(Items listed in a dataset)
======
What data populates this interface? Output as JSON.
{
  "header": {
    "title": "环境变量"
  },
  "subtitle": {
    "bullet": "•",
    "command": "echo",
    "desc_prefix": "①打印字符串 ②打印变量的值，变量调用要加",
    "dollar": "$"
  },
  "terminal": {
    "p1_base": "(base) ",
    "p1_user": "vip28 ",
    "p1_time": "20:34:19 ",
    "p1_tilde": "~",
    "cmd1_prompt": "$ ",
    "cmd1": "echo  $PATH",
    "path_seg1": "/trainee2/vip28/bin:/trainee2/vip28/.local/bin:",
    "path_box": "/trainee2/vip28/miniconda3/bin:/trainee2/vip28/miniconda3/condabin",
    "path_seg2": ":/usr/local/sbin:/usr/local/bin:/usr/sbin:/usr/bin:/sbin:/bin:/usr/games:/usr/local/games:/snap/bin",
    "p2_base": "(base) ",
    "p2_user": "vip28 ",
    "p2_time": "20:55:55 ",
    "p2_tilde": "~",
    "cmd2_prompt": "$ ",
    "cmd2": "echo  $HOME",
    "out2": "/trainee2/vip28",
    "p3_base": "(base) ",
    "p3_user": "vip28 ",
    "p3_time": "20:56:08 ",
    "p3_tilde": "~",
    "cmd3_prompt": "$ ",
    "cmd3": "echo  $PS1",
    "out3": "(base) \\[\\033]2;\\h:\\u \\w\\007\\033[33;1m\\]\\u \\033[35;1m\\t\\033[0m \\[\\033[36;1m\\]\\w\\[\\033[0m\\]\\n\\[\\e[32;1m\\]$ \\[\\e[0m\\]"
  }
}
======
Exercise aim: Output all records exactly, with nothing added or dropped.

Your solution:
What data populates this interface? Output as JSON.
{
  "header": {
    "title": "环境变量"
  },
  "subtitle": {
    "bullet": "•",
    "command": "echo",
    "desc_prefix": "①打印字符串 ②打印变量的值，变量调用要加",
    "dollar": "$"
  },
  "terminal": {
    "p1_base": "(base) ",
    "p1_user": "vip28 ",
    "p1_time": "20:34:19 ",
    "p1_tilde": "~",
    "cmd1_prompt": "$ ",
    "cmd1": "echo  $PATH",
    "path_seg1": "/trainee2/vip28/bin:/trainee2/vip28/.local/bin:",
    "path_box": "/trainee2/vip28/miniconda3/bin:/trainee2/vip28/miniconda3/condabin",
    "path_seg2": ":/usr/local/sbin:/usr/local/bin:/usr/sbin:/usr/bin:/sbin:/bin:/usr/games:/usr/local/games:/snap/bin",
    "p2_base": "(base) ",
    "p2_user": "vip28 ",
    "p2_time": "20:55:55 ",
    "p2_tilde": "~",
    "cmd2_prompt": "$ ",
    "cmd2": "echo  $HOME",
    "out2": "/trainee2/vip28",
    "p3_base": "(base) ",
    "p3_user": "vip28 ",
    "p3_time": "20:56:08 ",
    "p3_tilde": "~",
    "cmd3_prompt": "$ ",
    "cmd3": "echo  $PS1",
    "out3": "(base) \\[\\033]2;\\h:\\u \\w\\007\\033[33;1m\\]\\u \\033[35;1m\\t\\033[0m \\[\\033[36;1m\\]\\w\\[\\033[0m\\]\\n\\[\\e[32;1m\\]$ \\[\\e[0m\\]"
  }
}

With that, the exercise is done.